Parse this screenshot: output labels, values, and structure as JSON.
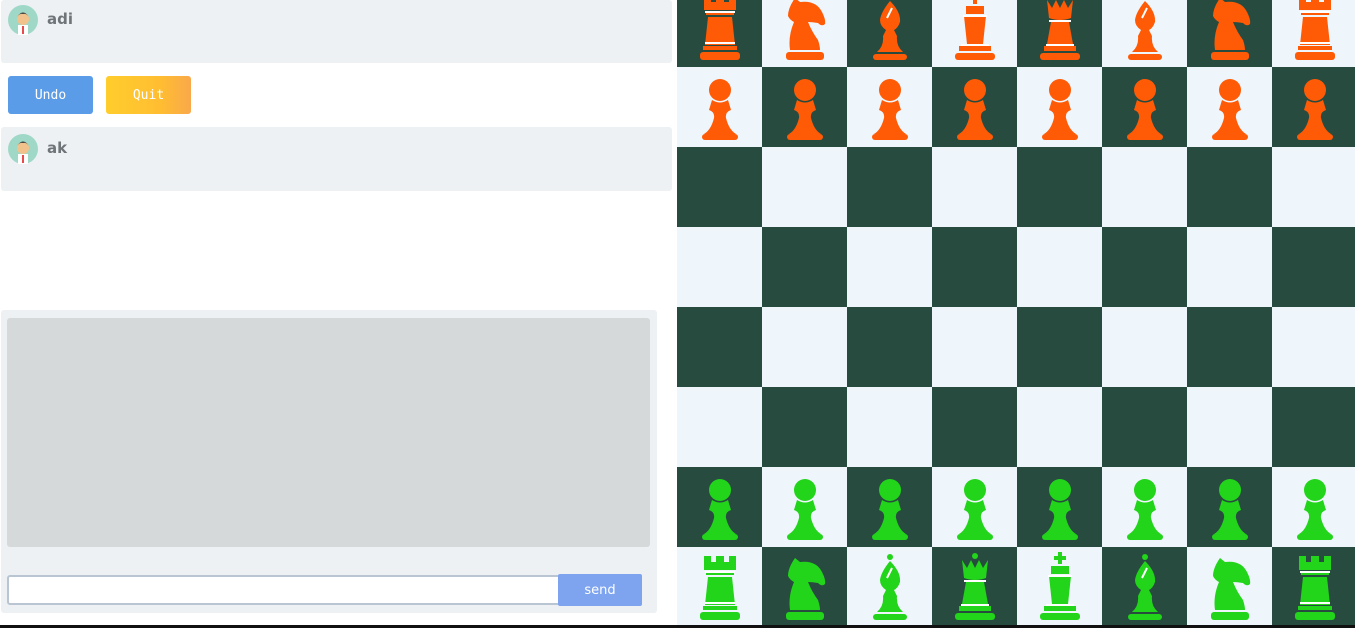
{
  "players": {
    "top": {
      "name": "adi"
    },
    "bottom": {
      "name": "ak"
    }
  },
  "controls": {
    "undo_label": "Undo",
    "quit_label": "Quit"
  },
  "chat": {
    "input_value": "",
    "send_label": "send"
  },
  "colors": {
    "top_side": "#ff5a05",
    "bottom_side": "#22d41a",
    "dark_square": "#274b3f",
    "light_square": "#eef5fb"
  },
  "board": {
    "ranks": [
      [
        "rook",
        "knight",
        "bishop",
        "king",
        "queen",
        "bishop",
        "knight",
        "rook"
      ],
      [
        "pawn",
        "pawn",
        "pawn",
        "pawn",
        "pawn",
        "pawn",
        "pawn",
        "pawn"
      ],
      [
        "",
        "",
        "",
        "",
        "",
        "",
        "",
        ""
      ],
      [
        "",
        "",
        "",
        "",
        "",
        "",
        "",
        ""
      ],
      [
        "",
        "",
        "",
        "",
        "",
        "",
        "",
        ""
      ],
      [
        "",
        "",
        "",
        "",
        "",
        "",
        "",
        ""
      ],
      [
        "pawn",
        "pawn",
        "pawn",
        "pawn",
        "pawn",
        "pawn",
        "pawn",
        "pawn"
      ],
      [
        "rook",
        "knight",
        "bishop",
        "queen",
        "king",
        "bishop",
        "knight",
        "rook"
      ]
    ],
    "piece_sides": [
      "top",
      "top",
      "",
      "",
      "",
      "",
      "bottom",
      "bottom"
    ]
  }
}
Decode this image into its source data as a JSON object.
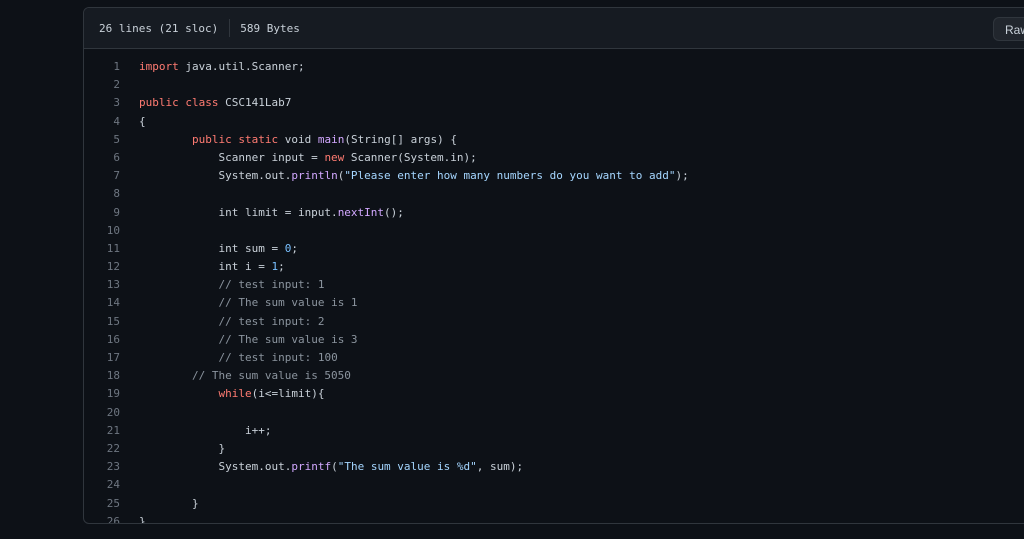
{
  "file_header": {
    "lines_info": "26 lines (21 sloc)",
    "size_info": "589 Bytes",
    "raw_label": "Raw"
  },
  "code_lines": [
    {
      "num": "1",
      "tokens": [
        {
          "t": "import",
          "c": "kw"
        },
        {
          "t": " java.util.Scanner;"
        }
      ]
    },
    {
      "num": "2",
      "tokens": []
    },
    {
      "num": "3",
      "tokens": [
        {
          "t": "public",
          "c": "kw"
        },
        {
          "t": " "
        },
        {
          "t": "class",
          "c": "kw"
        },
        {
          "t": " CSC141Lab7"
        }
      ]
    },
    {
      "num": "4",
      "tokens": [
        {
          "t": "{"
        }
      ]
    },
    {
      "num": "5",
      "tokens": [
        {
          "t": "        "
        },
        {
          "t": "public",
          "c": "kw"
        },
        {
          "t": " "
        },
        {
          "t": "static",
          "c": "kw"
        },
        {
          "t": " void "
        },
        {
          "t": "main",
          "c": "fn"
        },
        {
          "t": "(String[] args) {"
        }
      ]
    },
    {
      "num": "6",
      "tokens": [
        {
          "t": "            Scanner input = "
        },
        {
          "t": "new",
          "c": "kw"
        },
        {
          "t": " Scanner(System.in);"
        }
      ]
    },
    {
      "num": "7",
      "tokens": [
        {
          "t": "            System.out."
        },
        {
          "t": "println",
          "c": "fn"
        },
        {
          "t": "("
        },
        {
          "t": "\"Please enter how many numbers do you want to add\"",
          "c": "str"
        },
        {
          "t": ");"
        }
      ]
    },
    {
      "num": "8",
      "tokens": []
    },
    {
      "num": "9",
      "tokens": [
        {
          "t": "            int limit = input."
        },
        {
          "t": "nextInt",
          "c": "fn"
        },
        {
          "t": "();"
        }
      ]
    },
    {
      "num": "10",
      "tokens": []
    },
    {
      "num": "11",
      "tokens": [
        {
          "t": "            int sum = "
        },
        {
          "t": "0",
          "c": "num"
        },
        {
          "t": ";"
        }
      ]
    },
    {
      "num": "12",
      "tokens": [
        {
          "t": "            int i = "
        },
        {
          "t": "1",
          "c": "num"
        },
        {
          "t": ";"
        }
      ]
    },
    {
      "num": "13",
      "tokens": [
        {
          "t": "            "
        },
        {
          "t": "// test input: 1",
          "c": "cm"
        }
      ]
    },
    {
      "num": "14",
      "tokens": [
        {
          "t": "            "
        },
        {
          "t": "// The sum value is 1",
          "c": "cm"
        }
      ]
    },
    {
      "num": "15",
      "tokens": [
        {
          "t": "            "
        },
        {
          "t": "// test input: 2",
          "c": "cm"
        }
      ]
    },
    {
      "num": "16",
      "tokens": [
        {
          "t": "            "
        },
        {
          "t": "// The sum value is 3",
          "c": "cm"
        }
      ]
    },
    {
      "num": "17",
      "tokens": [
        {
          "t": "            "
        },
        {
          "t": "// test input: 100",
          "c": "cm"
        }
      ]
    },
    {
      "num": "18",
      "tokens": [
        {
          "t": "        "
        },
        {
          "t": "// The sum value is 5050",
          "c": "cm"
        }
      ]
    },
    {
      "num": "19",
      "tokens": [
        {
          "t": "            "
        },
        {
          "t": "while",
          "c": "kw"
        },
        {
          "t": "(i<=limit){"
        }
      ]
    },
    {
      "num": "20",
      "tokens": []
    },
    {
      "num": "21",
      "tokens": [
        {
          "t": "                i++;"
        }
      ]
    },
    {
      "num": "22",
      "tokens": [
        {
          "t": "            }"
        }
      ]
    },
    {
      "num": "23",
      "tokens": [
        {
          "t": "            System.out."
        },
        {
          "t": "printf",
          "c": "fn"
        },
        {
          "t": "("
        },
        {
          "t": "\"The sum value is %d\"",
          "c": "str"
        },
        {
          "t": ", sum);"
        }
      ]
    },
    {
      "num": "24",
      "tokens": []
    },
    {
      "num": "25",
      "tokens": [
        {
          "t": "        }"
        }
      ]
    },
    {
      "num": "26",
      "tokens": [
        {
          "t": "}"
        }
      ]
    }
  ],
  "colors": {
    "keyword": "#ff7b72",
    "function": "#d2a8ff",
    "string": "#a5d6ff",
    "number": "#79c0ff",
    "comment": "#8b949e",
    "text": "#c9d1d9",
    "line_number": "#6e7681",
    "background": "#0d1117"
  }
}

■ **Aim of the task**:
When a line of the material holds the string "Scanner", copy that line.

■ **Task output**:
          "t": " java.util.Scanner;"
          "t": "            Scanner input = "
          "t": " Scanner(System.in);"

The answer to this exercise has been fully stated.